**Description of the task:** Take the data below and filter it for lines containing the word "Briefl"; show each line found.

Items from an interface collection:

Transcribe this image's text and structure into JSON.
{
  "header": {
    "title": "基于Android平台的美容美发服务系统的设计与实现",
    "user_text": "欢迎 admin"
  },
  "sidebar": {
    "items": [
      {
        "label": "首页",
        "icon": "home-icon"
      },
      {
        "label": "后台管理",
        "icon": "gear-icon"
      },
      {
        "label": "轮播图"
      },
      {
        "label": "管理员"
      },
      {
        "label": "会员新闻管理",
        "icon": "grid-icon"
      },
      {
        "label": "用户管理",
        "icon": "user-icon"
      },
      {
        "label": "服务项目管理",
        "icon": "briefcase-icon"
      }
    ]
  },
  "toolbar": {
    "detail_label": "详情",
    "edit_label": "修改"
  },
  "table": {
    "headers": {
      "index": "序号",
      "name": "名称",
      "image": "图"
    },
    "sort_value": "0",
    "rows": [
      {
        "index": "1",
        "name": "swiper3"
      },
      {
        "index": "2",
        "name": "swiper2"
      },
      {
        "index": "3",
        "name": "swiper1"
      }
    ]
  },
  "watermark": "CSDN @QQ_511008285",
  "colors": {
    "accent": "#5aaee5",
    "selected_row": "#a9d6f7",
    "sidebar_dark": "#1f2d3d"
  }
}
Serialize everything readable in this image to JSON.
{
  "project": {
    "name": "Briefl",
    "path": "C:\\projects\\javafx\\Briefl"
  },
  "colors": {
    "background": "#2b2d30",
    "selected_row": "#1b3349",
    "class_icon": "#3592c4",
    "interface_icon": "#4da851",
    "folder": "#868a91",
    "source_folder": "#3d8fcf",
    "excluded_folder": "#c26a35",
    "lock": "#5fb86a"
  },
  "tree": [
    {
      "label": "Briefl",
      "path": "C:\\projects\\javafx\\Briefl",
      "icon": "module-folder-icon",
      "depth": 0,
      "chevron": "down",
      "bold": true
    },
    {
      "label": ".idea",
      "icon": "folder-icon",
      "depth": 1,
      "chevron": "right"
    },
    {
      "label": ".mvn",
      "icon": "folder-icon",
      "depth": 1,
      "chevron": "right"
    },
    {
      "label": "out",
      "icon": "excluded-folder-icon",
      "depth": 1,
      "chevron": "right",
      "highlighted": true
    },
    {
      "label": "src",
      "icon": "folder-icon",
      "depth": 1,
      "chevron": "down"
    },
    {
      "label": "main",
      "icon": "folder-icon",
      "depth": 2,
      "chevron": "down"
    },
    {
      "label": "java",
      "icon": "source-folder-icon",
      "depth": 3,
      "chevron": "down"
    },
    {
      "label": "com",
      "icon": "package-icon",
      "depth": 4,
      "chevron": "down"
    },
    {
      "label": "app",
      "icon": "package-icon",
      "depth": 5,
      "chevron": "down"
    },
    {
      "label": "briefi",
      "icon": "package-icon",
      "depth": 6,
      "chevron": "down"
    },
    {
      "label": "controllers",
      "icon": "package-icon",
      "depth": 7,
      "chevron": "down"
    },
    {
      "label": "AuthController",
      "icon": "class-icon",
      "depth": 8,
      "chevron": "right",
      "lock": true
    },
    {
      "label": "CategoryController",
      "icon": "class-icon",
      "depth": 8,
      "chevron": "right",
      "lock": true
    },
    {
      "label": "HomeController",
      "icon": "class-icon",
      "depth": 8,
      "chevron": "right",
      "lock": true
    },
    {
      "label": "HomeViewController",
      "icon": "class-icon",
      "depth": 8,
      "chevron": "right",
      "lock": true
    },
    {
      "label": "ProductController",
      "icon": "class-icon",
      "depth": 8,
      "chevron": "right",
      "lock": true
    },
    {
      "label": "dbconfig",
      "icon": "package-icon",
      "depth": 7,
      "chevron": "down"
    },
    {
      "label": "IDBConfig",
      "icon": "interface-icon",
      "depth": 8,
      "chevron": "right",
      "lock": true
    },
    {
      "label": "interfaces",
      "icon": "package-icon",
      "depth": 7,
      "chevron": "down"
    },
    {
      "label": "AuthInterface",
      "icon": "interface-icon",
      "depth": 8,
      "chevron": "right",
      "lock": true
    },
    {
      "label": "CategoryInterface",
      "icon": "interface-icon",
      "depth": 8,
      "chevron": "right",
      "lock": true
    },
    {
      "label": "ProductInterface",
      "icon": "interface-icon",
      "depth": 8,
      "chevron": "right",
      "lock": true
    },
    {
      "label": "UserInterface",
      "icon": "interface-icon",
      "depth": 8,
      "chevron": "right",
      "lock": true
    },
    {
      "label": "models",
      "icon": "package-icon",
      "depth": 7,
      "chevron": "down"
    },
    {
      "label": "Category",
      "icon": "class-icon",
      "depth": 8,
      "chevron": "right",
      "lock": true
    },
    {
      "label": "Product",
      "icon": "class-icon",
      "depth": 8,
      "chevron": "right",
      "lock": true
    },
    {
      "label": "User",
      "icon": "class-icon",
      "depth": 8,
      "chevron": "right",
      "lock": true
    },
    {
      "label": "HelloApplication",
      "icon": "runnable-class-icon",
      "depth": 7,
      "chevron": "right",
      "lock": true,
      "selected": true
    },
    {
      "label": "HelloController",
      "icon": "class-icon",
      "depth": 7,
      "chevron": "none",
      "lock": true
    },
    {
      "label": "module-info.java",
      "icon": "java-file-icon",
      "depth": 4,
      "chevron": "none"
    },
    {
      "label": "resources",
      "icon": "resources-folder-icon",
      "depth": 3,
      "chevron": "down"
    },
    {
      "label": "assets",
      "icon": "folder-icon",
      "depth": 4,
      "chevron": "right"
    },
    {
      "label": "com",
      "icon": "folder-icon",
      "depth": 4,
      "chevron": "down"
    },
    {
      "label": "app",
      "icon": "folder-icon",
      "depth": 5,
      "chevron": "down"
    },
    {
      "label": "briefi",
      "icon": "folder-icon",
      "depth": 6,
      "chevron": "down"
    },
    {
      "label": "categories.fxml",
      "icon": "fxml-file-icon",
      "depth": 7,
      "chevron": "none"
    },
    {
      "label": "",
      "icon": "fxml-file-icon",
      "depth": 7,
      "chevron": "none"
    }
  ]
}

**Response area:**
    "name": "Briefl",
    "path": "C:\\projects\\javafx\\Briefl"
      "label": "Briefl",
      "path": "C:\\projects\\javafx\\Briefl",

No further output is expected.